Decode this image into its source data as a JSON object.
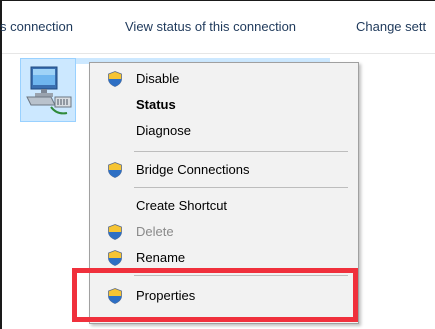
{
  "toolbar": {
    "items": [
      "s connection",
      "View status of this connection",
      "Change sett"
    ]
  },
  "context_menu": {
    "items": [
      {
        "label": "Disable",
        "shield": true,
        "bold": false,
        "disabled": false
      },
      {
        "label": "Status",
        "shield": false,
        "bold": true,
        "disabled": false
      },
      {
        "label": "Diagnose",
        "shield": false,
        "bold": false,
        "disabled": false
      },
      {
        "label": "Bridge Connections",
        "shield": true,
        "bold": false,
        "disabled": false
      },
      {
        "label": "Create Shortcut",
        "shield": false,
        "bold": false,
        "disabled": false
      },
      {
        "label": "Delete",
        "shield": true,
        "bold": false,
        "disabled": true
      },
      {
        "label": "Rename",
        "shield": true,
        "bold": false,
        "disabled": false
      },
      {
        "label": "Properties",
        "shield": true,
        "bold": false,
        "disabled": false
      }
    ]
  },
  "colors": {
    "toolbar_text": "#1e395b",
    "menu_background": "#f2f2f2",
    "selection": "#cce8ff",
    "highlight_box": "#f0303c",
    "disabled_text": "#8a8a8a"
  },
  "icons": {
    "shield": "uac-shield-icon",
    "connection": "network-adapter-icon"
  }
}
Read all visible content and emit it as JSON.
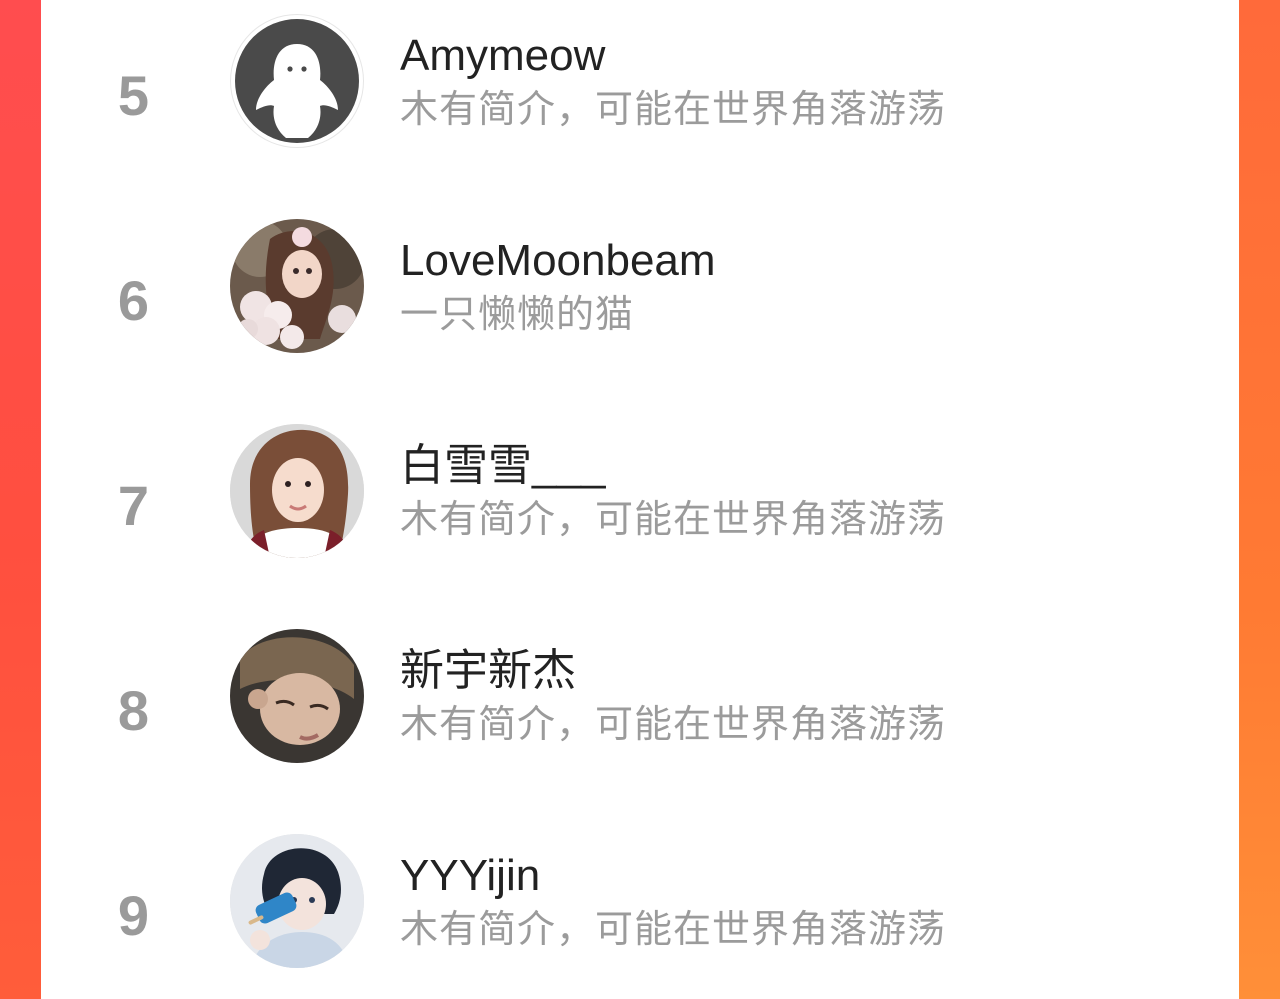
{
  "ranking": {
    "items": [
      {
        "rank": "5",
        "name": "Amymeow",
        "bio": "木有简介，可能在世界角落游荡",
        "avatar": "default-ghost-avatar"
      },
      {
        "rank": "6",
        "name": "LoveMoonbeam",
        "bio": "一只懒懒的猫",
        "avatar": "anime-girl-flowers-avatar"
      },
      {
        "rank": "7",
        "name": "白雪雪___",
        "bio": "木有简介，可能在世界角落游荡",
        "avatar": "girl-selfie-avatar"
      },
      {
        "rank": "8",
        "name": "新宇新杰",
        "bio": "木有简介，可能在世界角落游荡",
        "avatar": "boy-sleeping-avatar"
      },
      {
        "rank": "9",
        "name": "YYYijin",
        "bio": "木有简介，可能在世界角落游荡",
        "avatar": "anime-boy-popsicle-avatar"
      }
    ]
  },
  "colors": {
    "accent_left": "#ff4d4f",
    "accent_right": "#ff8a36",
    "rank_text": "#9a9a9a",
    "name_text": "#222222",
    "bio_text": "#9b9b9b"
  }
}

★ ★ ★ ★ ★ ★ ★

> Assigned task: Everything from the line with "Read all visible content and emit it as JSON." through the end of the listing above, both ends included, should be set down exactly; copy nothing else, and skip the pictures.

> Answer:
Read all visible content and emit it as JSON.
{
  "ranking": {
    "items": [
      {
        "rank": "5",
        "name": "Amymeow",
        "bio": "木有简介，可能在世界角落游荡",
        "avatar": "default-ghost-avatar"
      },
      {
        "rank": "6",
        "name": "LoveMoonbeam",
        "bio": "一只懒懒的猫",
        "avatar": "anime-girl-flowers-avatar"
      },
      {
        "rank": "7",
        "name": "白雪雪___",
        "bio": "木有简介，可能在世界角落游荡",
        "avatar": "girl-selfie-avatar"
      },
      {
        "rank": "8",
        "name": "新宇新杰",
        "bio": "木有简介，可能在世界角落游荡",
        "avatar": "boy-sleeping-avatar"
      },
      {
        "rank": "9",
        "name": "YYYijin",
        "bio": "木有简介，可能在世界角落游荡",
        "avatar": "anime-boy-popsicle-avatar"
      }
    ]
  },
  "colors": {
    "accent_left": "#ff4d4f",
    "accent_right": "#ff8a36",
    "rank_text": "#9a9a9a",
    "name_text": "#222222",
    "bio_text": "#9b9b9b"
  }
}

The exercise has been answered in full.